A hallmark of growing up is walking around repeating phrases you learned in school or heard through the grapevine. “Reduce, Reuse, Recycle” was one of those popular phrases in first grade for me. This alliterative phrase flipped a switch in my mind, and while I did not understand the complexities of this sustainable mantra at the time, I did understand that recycling was important. The idea of recycling all the waste we produce is nice, but I’ve learned since those early days that “aspirational recycling” does more harm than good.
Aspirational recycling is otherwise known as ‘wish-cycling.’ This is when you feel that something should be recycled, so you put it in the recycling bin under the assumption that someone will sort through it. However, this is unfortunately not always the case. More often than not, if you place something in the recycling bin that cannot be recycled, everything in that bin will be sent to the landfill, instead. This is why it is crucial to understand the recycling rules and be intentional in your recycling habits.
Recycling contamination is an ever-growing problem as people put the wrong items into the recycling bin or do not adequately clean out the residue from the recyclable item. According to the National Waste and Recycling Association, the average amount per load of recycling not deemed recyclable by a city or municipality increased from 7 to 25 percent in the last decade. This problem can be resolved through increased education about the recycling rules in each city and mindful practices to ensure you are doing your part in the sustainability efforts around your community.
Here are some action steps you can take to reduce aspirational recycling:
- Learn the recycling rules for the city you live in: The City of Winston Salem has many resources to help ensure you recycle correctly.
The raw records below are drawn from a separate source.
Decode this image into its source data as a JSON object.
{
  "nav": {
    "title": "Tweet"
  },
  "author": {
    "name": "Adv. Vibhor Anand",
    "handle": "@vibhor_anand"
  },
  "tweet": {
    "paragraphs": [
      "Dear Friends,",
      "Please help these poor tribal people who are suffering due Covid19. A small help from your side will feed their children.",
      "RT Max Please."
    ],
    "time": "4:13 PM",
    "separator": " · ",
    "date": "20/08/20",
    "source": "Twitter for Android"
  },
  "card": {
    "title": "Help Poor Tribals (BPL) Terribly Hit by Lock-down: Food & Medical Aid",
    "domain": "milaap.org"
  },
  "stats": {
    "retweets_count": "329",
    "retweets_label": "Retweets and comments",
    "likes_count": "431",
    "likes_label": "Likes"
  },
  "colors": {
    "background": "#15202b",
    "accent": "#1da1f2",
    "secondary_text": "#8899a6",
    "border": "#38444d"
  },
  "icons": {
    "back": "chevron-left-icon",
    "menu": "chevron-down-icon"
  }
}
The Winston Salem Journal released an updated and very detailed recycling schedule, and the city also has an app called WS Collects that shows the recycling and trash schedule for your street address.
- Avoid contamination by washing food debris from recyclables: This step only takes an extra thirty seconds and can save many items from being thrown into a landfill.
- Be mindful of your consumption habits: Avoid buying items you know cannot be recycled such as styrofoam egg cartons. Your dollar holds a lot of power as a consumer, so shop wisely!
- “When in doubt, throw it out”: It is better to discard something you are questioning rather than contaminate a pile of perfectly good recyclables.
First graders everywhere will continue to chant, “Reduce, Reuse, Recycle,” but it is up to us to ensure we take the proper measures to be responsible recyclers.